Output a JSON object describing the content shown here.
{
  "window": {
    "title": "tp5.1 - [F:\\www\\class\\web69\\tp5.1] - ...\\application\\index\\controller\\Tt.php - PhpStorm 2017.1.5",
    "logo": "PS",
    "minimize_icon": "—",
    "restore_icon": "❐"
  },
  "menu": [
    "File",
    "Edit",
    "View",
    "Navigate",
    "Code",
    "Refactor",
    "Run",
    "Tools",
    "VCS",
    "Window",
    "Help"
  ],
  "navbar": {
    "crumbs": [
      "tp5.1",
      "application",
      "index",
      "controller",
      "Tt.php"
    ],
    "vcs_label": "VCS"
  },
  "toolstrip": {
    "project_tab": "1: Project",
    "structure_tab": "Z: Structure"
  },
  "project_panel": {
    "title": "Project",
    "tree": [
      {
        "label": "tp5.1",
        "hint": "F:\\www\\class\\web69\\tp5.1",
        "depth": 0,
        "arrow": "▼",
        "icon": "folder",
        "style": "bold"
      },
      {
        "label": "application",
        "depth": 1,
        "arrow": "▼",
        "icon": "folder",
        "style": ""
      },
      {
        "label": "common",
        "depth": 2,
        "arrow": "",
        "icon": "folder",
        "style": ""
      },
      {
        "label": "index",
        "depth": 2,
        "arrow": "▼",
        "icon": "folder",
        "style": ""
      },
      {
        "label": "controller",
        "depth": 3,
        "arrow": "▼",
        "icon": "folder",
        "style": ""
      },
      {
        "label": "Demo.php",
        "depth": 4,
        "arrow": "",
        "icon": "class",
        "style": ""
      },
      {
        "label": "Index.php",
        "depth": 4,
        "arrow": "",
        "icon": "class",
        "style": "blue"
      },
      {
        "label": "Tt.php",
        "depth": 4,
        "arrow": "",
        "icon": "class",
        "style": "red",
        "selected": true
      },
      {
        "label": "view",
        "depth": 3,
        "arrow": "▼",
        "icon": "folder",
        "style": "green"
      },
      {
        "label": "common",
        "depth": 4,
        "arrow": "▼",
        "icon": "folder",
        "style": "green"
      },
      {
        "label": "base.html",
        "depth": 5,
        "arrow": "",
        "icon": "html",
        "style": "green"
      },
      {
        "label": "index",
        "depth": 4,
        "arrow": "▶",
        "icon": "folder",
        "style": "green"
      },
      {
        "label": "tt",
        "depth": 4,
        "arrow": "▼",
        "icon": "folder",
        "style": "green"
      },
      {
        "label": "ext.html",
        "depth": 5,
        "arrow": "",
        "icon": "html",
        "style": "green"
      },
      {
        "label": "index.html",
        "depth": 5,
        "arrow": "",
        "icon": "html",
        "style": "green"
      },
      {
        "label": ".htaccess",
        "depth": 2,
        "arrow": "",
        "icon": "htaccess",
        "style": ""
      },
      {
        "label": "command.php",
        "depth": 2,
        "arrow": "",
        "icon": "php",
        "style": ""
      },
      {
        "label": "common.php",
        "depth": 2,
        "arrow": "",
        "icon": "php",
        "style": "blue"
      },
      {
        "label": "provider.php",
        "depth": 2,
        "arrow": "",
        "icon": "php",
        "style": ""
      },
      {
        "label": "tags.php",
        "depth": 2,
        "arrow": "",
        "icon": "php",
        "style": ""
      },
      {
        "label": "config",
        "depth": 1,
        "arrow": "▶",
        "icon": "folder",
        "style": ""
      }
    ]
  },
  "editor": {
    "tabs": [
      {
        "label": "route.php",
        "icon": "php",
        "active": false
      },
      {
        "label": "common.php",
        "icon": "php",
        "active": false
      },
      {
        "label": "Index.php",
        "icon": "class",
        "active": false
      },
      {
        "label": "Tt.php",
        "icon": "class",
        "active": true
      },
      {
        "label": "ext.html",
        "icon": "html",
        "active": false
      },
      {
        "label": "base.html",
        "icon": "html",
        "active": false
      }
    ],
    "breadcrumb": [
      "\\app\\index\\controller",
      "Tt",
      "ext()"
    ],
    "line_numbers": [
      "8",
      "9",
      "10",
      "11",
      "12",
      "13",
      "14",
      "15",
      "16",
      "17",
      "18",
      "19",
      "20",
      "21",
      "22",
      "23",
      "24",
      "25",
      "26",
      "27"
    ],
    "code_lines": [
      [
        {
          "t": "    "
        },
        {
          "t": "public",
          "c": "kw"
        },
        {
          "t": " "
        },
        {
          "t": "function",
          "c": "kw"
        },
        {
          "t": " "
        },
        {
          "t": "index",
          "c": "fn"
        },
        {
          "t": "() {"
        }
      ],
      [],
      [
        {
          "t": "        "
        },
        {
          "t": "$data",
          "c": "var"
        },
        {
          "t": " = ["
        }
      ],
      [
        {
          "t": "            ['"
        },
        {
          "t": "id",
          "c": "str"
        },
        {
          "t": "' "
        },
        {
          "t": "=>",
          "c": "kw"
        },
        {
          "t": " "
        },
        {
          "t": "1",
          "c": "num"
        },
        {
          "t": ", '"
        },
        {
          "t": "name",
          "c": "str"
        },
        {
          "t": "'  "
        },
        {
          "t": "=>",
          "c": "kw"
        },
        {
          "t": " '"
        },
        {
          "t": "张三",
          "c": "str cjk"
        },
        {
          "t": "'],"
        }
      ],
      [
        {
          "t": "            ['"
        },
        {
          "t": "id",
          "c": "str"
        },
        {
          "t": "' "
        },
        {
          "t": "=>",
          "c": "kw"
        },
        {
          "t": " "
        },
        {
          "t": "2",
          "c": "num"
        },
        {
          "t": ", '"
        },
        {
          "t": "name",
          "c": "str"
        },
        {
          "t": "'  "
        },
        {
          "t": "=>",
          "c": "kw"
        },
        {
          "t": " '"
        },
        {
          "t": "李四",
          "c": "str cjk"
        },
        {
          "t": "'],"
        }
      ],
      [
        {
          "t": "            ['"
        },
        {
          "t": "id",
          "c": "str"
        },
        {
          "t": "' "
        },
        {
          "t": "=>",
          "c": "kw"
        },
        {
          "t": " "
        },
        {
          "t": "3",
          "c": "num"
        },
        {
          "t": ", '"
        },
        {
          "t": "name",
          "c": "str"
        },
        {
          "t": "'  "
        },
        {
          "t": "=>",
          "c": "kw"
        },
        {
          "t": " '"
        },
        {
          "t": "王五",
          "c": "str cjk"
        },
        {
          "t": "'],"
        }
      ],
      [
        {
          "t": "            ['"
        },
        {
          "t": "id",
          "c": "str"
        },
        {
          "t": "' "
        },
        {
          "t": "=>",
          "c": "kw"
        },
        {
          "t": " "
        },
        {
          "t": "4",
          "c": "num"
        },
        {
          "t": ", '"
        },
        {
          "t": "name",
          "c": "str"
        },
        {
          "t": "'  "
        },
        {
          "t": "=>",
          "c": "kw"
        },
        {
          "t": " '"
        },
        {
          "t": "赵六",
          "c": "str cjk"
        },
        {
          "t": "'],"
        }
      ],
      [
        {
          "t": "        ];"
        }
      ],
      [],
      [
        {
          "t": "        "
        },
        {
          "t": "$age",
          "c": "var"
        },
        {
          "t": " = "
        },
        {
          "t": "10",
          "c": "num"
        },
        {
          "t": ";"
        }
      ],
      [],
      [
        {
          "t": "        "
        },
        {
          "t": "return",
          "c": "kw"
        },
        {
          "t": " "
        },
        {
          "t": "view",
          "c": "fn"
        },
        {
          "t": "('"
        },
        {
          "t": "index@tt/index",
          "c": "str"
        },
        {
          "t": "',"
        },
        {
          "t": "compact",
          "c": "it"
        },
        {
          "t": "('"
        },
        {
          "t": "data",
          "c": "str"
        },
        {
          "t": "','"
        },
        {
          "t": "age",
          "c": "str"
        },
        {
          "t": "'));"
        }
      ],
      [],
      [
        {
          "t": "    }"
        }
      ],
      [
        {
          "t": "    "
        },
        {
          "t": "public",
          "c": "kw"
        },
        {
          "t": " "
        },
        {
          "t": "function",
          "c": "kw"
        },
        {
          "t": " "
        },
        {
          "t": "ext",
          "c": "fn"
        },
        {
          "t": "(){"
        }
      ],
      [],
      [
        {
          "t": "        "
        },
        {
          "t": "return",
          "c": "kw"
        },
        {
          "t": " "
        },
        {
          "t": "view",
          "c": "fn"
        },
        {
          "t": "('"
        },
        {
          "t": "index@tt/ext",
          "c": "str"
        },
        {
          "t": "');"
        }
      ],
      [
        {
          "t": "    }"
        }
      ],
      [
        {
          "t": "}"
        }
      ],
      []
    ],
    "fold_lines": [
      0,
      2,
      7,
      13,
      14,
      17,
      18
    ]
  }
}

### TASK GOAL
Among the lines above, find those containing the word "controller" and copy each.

### YOUR SOLUTION
    "title": "tp5.1 - [F:\\www\\class\\web69\\tp5.1] - ...\\application\\index\\controller\\Tt.php - PhpStorm 2017.1.5",
      "controller",
        "label": "controller",
      "\\app\\index\\controller",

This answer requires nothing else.